The constitutional draft as it stands does not define Tunisia’s political system. But it touches upon the separation of powers, specifying different possibilities for the prerogatives of the president, the prime minister, and the parliament.
“We all agree that the political system we have and want is a modified-parliamentary one, not a semi-presidential one,” said legal expert and former head ofÂ Tunisia’s Higher Political Reform Council Yadh Ben Achour. “But we need to have a clear political philosophy that will govern our choices.”
NCA representatives at the conference agreed that the NCA avoided naming Tunisia’s political system in the constitutional draft.Â Given that the current system is already a mixed one without precedent, the drafters chose to focus on powers within the executive and legislative branches and the relationship between them. Attendees argued that a modified parliamentary system reflectsÂ a political agreement that aims at accommodating the interests of the ruling Troika.

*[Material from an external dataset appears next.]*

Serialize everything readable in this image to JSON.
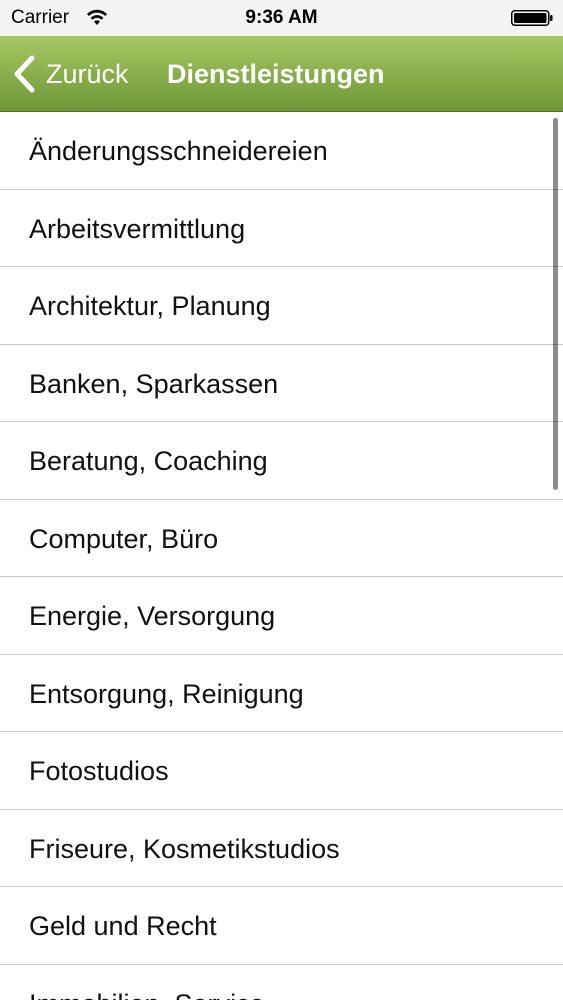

“We are not here to provide official recommendations, but rather options. The NCA members are reacting, and we see progress,” said Zaid Al Ali, senior adviser on constitution building for Int’l IDEA.
Sujit Choudhry from the Constitutional Center at New York University (NYU) School of Law explained that implementing a mixed political system might cause problems if the checks are not sufficient. “Constraints are built to limit danger,” he added.
Some of the concerns raised by panel experts centered on how much power should be granted to Tunisia’s future president and parliament. Ben Achour suggested that Tunisians, looking to break away from its authoritarian past, have gotten carried away in their calls for limited presidential powers.
“We’re exaggerating. We shouldn’t be too guarded,” he said.
Choudhry said that Tunisians are heading towards a semi-presidential system. According to him, it is safer to have a president, who has less power than a prime minister. But if the president is powerful, the system tends to be unstable and might collapse, Choudhry argued.
“That doesn’t mean that the president has a symbolic role. The president is elected directly by the people,” he said.
When addressing such concerns, some solutions were suggested. Ben Achour argued that potential violations to presidential power should be solved through a constitutional court. “We have to use tools that are simple and efficient and avoid complicated ones,” he added.
Moreover, Richard Stacey from NYU’s Constitutional Center explained that the legislative branch, which is the parliament, ought to be proactive in the deliberation ofÂ balance-of-power disputes among the different branches.
Additionally, another pressing question was raised: why is it taking this long to write the new Constitution?
Choudhry saidÂ that having unrealistic timelines creates unnecessary pressure that cannot be helpful.
“Don’t forget what Tunisia has been through. These things take time.. They [members of the NCA] are getting to know each other and negotiate with each other… People shouldn’t worry that it’s not done yet. I’m sure you’ll get through this,” he said.
The lively debate ended on an optimistic note. “The ongoing debate is a healthy sign,” Choudhry said.